Get the COVID-19 vaccine despite your fear of needles | Coronavirus: Ontario

According to neuroscientist and communicator Samantha Yammin, vaccinophobia dates back to early adolescence. At the age of 12, she fainted for the first time after being vaccinated.

When I talked about my fear, I often ran into a lack of compassion. The medical staff advised me not to worry. As my fears were ignored, this process became more and more disturbing for me. she explains.

When it came time to get her the COVID-19 vaccine, she felt anxious … even though she wanted to get vaccinated.

It was very difficult for me to get to the vaccination clinic, although I really wanted to be vaccinated.

Quote from:Samantha Yammin, neuroscientist

I’m talking about vaccines for six months. “Because of my vaccine, I experienced a lot of panic,” she says. It’s hard to get upset about a vaccine that will save your life.

And she is far from the only one who has faced this fear.

According to Evelyn Trottier, emergency pediatrician at CHU St-Justine in Montreal, about 20% of adults are afraid of needles, and almost two-thirds of children feel it too. But only 5-10% of the population suffers from extreme needle phobia, as is the case with Samantha Yammin.

Samantha Yammin is a neuroscientist and scientific communicator.

Photo: Samantha Yammin

Often the fear of needles arises from a bad childhood experience, especially because the patient’s exposure to the painful procedure was trivial. explains the pediatrician.

Clinical psychologist Rebecca Pillai Riddell also believes that parenting attitudes can have a big impact on how a child perceives needles. She says that both biological and social indicators are associated with fear of the needle.

How parents themselves respond to vaccines affects whether a child develops a needle phobia.– says Dr. Pillai Riddell.

How to distinguish fear from needle phobia

According to clinical psychologist Rebecca Pillai Riddell, the fear of needles is different from the fear of needles.

She explains that when someone is afraid of needles, they are afraid, they do not want to be vaccinated, but in the end, they can be vaccinated. When a person is afraid of needles, they do not receive the vaccine due to fear.

When someone suffers from a phobia of needles, it actually hurts their life.

Quote from:Dr. Rebecca Pillay Riddell, Clinical Psychologist

A clinical psychologist argues that prick phobia can be treated with counseling and methods that reduce prick anxiety.

The woman who smiles.

Dr. Rebecca Pillai Riddell is a clinical psychologist and researcher at the University of York.

Photo: Rebecca Pillay Riddell

According to pediatrician Evelyn Trottier, a fear of needles can be detrimental to the health of a person … and even his children.

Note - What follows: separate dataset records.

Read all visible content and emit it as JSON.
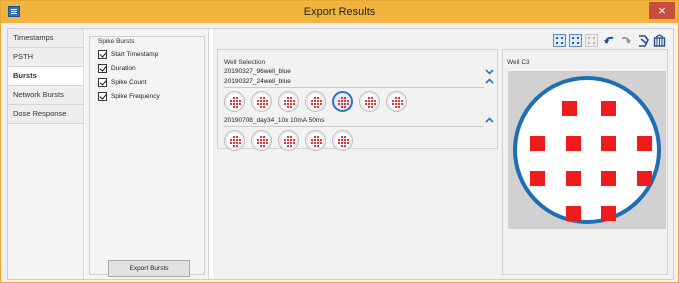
{
  "window": {
    "title": "Export Results",
    "close_glyph": "×",
    "accent_color": "#f1b53f",
    "icon": "app-grid-icon"
  },
  "nav": {
    "items": [
      {
        "label": "Timestamps",
        "active": false
      },
      {
        "label": "PSTH",
        "active": false
      },
      {
        "label": "Bursts",
        "active": true
      },
      {
        "label": "Network Bursts",
        "active": false
      },
      {
        "label": "Dose Response",
        "active": false
      }
    ]
  },
  "spike_bursts": {
    "group_title": "Spike Bursts",
    "options": [
      {
        "label": "Start Timestamp",
        "checked": true
      },
      {
        "label": "Duration",
        "checked": true
      },
      {
        "label": "Spike Count",
        "checked": true
      },
      {
        "label": "Spike Frequency",
        "checked": true
      }
    ],
    "export_button": "Export Bursts"
  },
  "toolbar": {
    "icons": [
      "grid-select-all-icon",
      "grid-select-some-icon",
      "grid-select-none-icon",
      "undo-icon",
      "redo-icon",
      "plate-load-icon",
      "plate-icon"
    ]
  },
  "well_selection": {
    "title": "Well Selection",
    "plates": [
      {
        "name": "20190327_96well_blue",
        "expanded": false
      },
      {
        "name": "20190327_24well_blue",
        "expanded": true,
        "wells": 7,
        "selected_index": 4
      },
      {
        "name": "20190708_day34_10x 10mA 50ms",
        "expanded": true,
        "wells": 5
      }
    ],
    "selected_color": "#2a72c4",
    "electrode_color": "#d43c3c"
  },
  "well_detail": {
    "title": "Well C3",
    "ring_color": "#1f6eb5",
    "electrode_color": "#ee1c1c",
    "electrode_count": 12
  }
}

Fear and dread of needles have long-term consequences in adulthood. “This could mean that the person is not going to the doctor or dentist,” she explains. Some children are not vaccinated because they themselves are afraid of needles.

The fear of needles is not trivial. He can completely change the trajectory of caring for a person and even his children.

Quote from:Dr. Evelyn Trottier, Emergency Pediatrician at CHU Ste-Justine

Solutions to reduce anxiety

For those who have a phobia or are afraid of needles, but still want to get vaccinated against COVID-19, there are possible solutions.

It is important to psychologically prepare for the meeting, ask yourself what you are going to think about, focus on breathing, says Dr. Trottier.

The pediatrician also suggests that adults who know they have a problem with needles go out and buy an anesthetic cream to get ready for the vaccination.

Listen to the person’s experience and empathize with what they go through while being vaccinated.

Quote from:Dr. Evelyn Trottier, Emergency Pediatrician at CHU Ste-Justine

This is exactly what Samantha Yammin did, who was vaccinated at the end of May at a clinic offering accessibility measures in Toronto.

On the day of vaccination, I took a vacation. I cried a lot … I even had to postpone the date because I didn’t feel ready. Then, before leaving, I applied an anesthetic cream and listened to my music all the time, she confesses.

Physicians and nurses have often been taught that the procedure will be successful if it is successful … even if the patient is crying. But this is not the case; the patient must also make sure everything is going well! is launched by Dr. Evelyn Trottier.

In the end, Samantha Yammin did not pass out, and she found that her COVID-19 vaccination was one of her best vaccination experiences.

“It’s been a long time since I felt so good,” she said. I felt that I was being listened to, and this is so important.

According to CBC Metro Morning

Back to top button